Ansarullah also accused Saudi Arabia of planning to strand the Yemeni delegation in Djibouti, where their plane was to make a stop en route to Geneva.
On Wednesday night, Saudi-led aircraft ended the truce by bombing Hudaydah’s Kilo 16 district, killing at least 15 people and injuring dozens more.
Saudi Arabia and its regional allies launched the devastating military campaign against Yemen in March 2015, with the aim of reinstating former president Abd Rabbuh Mansur Hadi and crushing the Houthi movement.
Some 15,000 Yemenis have been killed and thousands more injured since the start of the Saudi-led aggression.
More than 2,200 others have died of cholera, and the crisis has triggered what the United Nations has described as the world’s worst humanitarian disaster.
The Saudi-led offensive to wrest control of Hudaydah began in June, with the aim of stopping continued missile strikes by Yemen’s army and the Houthis.
Despite effectively putting Hudaydah under an extensive aerial and maritime siege, the Saudis insist that the only way to stop what they call a flow of arms and missile parts to the group is by taking the whole city under control.
However, the offensive has been far from successful.
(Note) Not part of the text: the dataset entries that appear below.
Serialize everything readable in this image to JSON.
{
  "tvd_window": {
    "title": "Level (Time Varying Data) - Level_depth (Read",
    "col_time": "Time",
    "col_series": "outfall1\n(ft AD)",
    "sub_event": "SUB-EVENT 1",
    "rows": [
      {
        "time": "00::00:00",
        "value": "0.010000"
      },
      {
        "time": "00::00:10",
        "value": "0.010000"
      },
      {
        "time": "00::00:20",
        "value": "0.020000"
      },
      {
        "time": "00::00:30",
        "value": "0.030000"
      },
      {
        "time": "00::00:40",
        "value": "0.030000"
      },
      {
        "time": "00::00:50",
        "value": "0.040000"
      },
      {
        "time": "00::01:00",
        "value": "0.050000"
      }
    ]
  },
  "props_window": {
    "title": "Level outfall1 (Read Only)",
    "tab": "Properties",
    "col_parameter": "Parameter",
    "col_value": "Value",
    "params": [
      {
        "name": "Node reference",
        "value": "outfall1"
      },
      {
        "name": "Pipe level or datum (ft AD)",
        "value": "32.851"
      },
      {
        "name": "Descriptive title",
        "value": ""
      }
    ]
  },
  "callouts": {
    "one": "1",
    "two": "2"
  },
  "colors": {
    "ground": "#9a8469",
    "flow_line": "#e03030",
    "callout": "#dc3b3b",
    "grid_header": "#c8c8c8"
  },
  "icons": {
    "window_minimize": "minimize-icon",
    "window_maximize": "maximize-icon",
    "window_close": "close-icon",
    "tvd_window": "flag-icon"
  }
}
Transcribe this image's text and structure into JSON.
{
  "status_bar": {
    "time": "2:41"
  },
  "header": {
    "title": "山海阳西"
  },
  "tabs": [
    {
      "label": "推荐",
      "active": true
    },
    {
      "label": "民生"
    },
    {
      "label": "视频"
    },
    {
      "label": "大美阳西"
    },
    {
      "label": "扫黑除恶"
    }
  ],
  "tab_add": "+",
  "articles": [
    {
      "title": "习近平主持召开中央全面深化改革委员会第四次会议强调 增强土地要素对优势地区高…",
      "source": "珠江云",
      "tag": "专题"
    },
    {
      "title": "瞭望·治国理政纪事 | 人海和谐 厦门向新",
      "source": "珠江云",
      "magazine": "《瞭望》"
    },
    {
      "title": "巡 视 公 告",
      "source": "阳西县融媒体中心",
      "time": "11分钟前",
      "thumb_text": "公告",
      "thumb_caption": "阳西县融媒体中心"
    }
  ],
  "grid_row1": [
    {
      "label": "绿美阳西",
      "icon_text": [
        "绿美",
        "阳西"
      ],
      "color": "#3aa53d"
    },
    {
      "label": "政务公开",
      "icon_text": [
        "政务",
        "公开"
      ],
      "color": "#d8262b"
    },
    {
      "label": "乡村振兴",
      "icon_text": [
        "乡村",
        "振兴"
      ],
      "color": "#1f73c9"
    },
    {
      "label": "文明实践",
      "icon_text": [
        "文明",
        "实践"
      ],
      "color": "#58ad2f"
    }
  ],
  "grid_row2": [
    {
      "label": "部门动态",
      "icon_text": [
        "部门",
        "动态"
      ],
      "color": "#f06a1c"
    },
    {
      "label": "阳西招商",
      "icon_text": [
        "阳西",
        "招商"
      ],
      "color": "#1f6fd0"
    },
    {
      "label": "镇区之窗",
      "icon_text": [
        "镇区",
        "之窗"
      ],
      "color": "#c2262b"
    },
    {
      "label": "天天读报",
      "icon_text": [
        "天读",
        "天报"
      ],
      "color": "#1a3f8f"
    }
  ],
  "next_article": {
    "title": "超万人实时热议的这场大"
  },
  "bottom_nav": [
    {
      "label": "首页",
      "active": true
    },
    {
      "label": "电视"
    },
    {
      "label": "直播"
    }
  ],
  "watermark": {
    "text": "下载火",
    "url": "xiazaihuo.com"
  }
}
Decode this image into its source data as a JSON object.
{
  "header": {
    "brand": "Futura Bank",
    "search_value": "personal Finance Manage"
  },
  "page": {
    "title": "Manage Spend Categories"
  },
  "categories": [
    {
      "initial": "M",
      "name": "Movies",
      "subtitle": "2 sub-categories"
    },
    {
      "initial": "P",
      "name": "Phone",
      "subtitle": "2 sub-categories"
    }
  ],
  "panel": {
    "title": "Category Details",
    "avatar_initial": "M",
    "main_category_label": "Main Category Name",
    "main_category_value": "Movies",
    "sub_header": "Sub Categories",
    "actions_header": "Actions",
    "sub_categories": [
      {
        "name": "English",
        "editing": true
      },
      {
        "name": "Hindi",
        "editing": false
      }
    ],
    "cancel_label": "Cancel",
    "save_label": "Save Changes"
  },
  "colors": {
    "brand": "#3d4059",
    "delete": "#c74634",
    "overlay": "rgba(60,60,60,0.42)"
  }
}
In fact, the extent of civilian casualties has put the coalition under growing international pressure to end the onslaught.
The battle has even prompted reactions from the US and the UK, who have been providing Riyadh with unconditional arms and intelligence support over the course of the war.
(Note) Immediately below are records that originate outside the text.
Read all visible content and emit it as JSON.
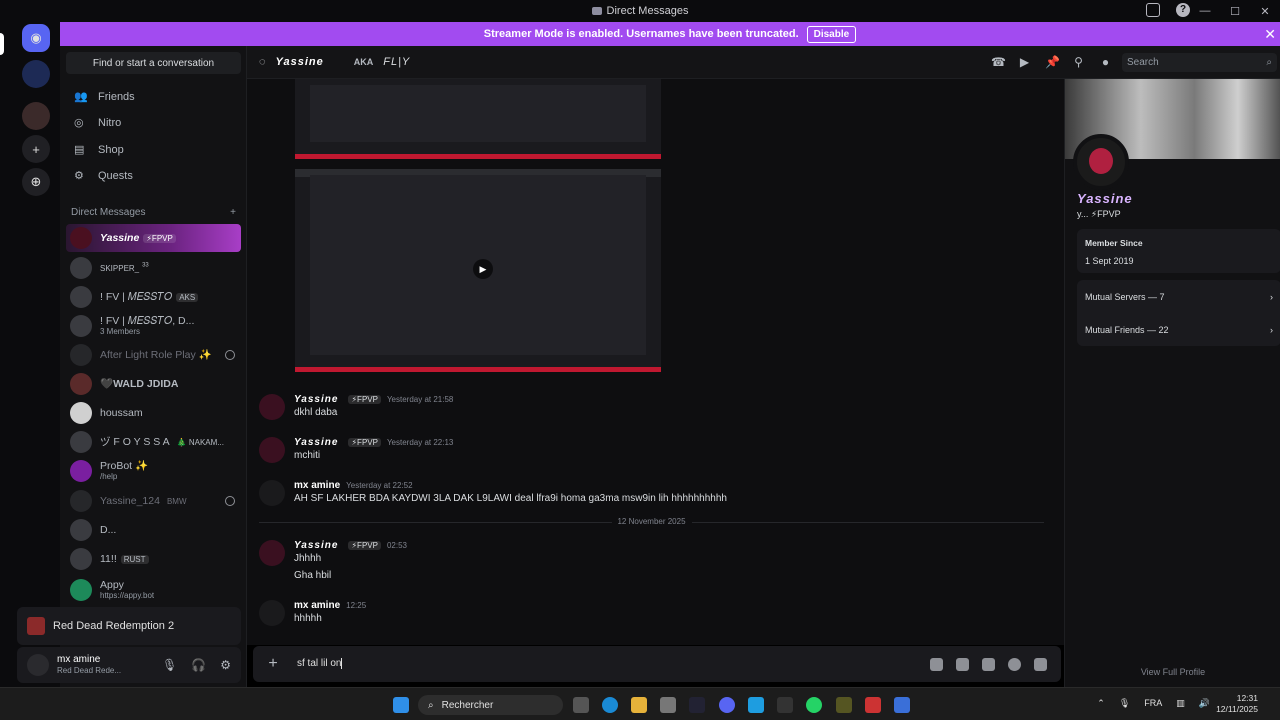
{
  "window": {
    "title": "Direct Messages"
  },
  "banner": {
    "text": "Streamer Mode is enabled. Usernames have been truncated.",
    "button": "Disable"
  },
  "sidebar": {
    "find": "Find or start a conversation",
    "nav": [
      "Friends",
      "Nitro",
      "Shop",
      "Quests"
    ],
    "dm_header": "Direct Messages",
    "dms": [
      {
        "name": "Yassine",
        "tag": "⚡FPVP"
      },
      {
        "name": "SKIPPER_",
        "tag": "33"
      },
      {
        "name": "! FV | 𝑀𝐸𝑆𝑆𝑇𝑂",
        "tag": "AKS"
      },
      {
        "name": "! FV | 𝑀𝐸𝑆𝑆𝑇𝑂, D...",
        "sub": "3 Members"
      },
      {
        "name": "After Light Role Play ✨"
      },
      {
        "name": "🖤WALD JDIDA"
      },
      {
        "name": "houssam"
      },
      {
        "name": "ヅ F O Y S S A",
        "tag": "🎄 NAKAM..."
      },
      {
        "name": "ProBot ✨",
        "sub": "/help"
      },
      {
        "name": "Yassine_124",
        "tag": "BMW"
      },
      {
        "name": "D..."
      },
      {
        "name": "11!!",
        "tag": "RUST"
      },
      {
        "name": "Appy",
        "sub": "https://appy.bot"
      }
    ],
    "activity": "Red Dead Redemption 2",
    "user": {
      "name": "mx amine",
      "status": "Red Dead Rede..."
    }
  },
  "chat_header": {
    "name": "Yassine",
    "aka": "AKA",
    "nick": "FL|Y",
    "search": "Search"
  },
  "messages": [
    {
      "author": "Yassine",
      "tag": "⚡FPVP",
      "time": "Yesterday at 21:58",
      "lines": [
        "dkhl daba"
      ]
    },
    {
      "author": "Yassine",
      "tag": "⚡FPVP",
      "time": "Yesterday at 22:13",
      "lines": [
        "mchiti"
      ]
    },
    {
      "author": "mx amine",
      "time": "Yesterday at 22:52",
      "lines": [
        "AH SF LAKHER BDA KAYDWI 3LA DAK L9LAWI deal lfra9i homa ga3ma msw9in lih hhhhhhhhhh"
      ]
    },
    {
      "author": "Yassine",
      "tag": "⚡FPVP",
      "time": "02:53",
      "lines": [
        "Jhhhh",
        "Gha hbil"
      ]
    },
    {
      "author": "mx amine",
      "time": "12:25",
      "lines": [
        "hhhhh"
      ]
    }
  ],
  "separator": "12 November 2025",
  "composer": {
    "value": "sf tal lil on"
  },
  "profile": {
    "name": "Yassine",
    "tag": "y... ⚡FPVP",
    "member_since_label": "Member Since",
    "member_since": "1 Sept 2019",
    "mutual_servers": "Mutual Servers — 7",
    "mutual_friends": "Mutual Friends — 22",
    "view_full": "View Full Profile"
  },
  "taskbar": {
    "search": "Rechercher",
    "lang": "FRA",
    "time": "12:31",
    "date": "12/11/2025"
  },
  "colors": {
    "accent": "#a24bf0",
    "brand": "#5865f2",
    "bg": "#0e0e10"
  }
}
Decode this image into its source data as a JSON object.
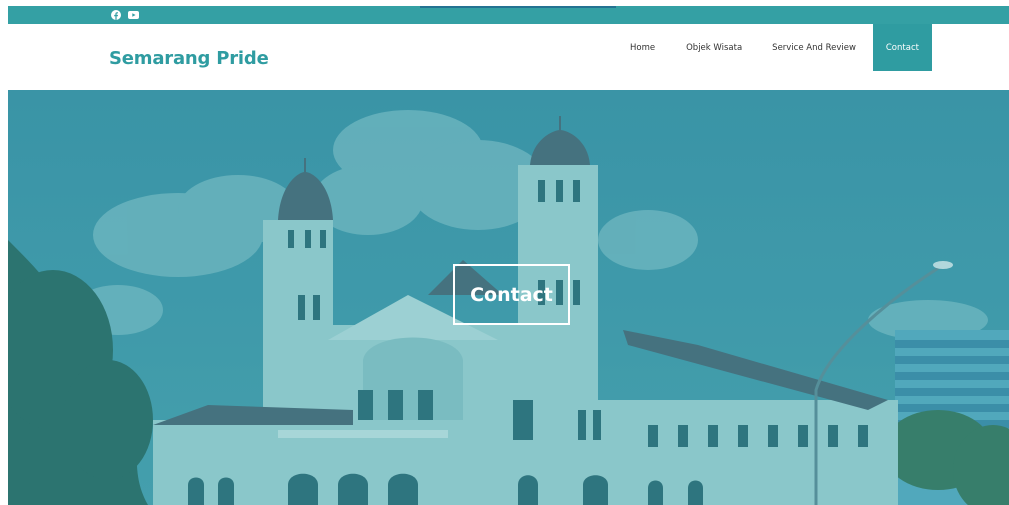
{
  "social": {
    "icons": [
      "facebook-icon",
      "youtube-icon"
    ]
  },
  "header": {
    "brand": "Semarang Pride",
    "nav": {
      "home": "Home",
      "objek_wisata": "Objek Wisata",
      "service_review": "Service And Review",
      "contact": "Contact"
    },
    "active": "Contact"
  },
  "hero": {
    "title": "Contact"
  },
  "colors": {
    "accent": "#2f9ca1",
    "topbar": "#34a0a4",
    "overlay": "#2f8fa0"
  }
}
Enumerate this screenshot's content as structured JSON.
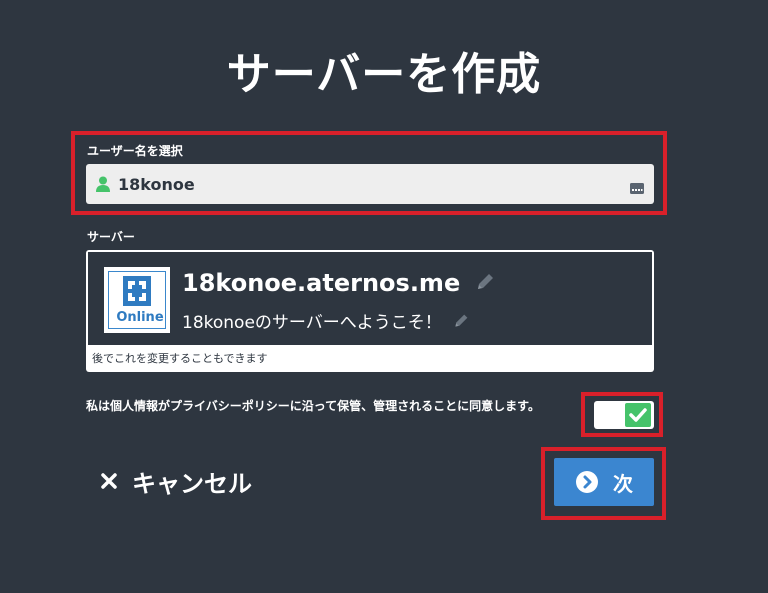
{
  "page": {
    "title": "サーバーを作成"
  },
  "username": {
    "label": "ユーザー名を選択",
    "value": "18konoe",
    "icon": "user-icon",
    "trailing_icon": "keyboard-icon"
  },
  "server": {
    "label": "サーバー",
    "status": "Online",
    "address": "18konoe.aternos.me",
    "motd": "18konoeのサーバーへようこそ！",
    "note": "後でこれを変更することもできます"
  },
  "consent": {
    "text": "私は個人情報がプライバシーポリシーに沿って保管、管理されることに同意します。",
    "checked": true
  },
  "actions": {
    "cancel_label": "キャンセル",
    "next_label": "次"
  },
  "colors": {
    "background": "#2e3640",
    "highlight": "#d9202a",
    "accent_blue": "#3b86d0",
    "toggle_green": "#45c36a",
    "user_icon_green": "#45c36a"
  }
}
Spain, U.S. Confirm Support for Riyadh After Civilian Massacres
The Spanish government walked back its cancellation on Thursday of the sale of 400 laser-guided bombs to Saudi Arabia, which has been devastating Yemen’s infrastructure and killing civilians in an effort to oust the Houthi government.
Meanwhile, the U.S. affirmed its support for the Saudi-led coalition on Wednesday within hours of a bombing that left more than a dozen dead.
Since Saudi Arabia drew international outrage after killing more than 40 children in a bombing attack on a bus in Yemen on August 9, some demonstrable, if small, steps have been taken by a number of governments to weaken the monarchy’s blows to the war-ravaged nation, which is gripped by one of the worst humanitarian c atastrophes in modern history.